DATA SHOWN:
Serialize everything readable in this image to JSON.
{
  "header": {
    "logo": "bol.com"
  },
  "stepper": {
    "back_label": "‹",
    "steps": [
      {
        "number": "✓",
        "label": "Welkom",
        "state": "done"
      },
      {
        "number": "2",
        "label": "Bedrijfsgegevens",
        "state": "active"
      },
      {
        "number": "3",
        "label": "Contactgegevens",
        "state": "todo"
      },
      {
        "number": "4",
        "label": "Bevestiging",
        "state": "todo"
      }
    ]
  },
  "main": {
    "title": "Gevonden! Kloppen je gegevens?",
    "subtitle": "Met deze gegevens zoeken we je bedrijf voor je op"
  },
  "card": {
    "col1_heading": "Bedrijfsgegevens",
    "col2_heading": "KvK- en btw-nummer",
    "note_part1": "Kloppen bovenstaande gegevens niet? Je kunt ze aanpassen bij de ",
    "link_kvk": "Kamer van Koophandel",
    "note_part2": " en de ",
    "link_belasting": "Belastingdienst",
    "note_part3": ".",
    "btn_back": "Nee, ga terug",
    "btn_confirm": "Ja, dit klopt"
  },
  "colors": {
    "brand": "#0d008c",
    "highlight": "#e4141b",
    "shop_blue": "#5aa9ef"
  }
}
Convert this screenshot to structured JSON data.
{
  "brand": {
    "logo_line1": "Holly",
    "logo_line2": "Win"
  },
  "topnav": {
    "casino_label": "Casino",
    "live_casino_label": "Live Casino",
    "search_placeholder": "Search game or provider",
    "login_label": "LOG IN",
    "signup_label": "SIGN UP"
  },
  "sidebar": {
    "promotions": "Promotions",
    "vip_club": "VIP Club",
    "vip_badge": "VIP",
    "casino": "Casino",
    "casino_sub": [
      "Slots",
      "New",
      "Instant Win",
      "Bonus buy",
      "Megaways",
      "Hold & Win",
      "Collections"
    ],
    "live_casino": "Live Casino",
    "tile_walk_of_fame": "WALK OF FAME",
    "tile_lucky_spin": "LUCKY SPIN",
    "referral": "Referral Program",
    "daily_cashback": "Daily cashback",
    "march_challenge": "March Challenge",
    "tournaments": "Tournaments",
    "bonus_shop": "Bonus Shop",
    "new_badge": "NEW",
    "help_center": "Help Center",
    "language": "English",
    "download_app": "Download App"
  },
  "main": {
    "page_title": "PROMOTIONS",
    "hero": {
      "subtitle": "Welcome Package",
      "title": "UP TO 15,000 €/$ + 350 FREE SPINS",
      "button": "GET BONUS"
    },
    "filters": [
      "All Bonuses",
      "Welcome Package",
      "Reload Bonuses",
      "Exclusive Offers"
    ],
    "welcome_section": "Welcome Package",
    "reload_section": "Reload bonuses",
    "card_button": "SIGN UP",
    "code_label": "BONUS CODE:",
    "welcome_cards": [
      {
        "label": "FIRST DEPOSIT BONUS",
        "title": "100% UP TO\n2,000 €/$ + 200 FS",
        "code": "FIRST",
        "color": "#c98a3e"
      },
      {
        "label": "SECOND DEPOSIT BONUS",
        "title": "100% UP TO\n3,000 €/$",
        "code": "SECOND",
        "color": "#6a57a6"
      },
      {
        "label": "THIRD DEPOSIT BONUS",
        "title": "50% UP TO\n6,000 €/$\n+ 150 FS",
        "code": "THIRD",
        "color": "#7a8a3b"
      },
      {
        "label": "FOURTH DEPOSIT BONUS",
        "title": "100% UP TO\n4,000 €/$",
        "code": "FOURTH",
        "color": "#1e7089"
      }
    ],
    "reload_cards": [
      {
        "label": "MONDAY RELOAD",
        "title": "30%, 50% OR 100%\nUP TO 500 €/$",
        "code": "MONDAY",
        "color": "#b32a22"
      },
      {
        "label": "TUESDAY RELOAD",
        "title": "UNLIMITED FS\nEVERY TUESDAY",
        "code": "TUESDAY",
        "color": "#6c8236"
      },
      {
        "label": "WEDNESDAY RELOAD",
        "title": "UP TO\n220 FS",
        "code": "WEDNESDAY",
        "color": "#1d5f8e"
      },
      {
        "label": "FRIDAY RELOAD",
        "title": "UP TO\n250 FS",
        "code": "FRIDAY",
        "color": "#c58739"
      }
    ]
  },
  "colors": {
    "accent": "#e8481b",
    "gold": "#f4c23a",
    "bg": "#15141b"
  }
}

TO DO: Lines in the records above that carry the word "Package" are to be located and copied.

SOLUTION TO THE EXERCISE:
      "subtitle": "Welcome Package",
      "Welcome Package",
    "welcome_section": "Welcome Package",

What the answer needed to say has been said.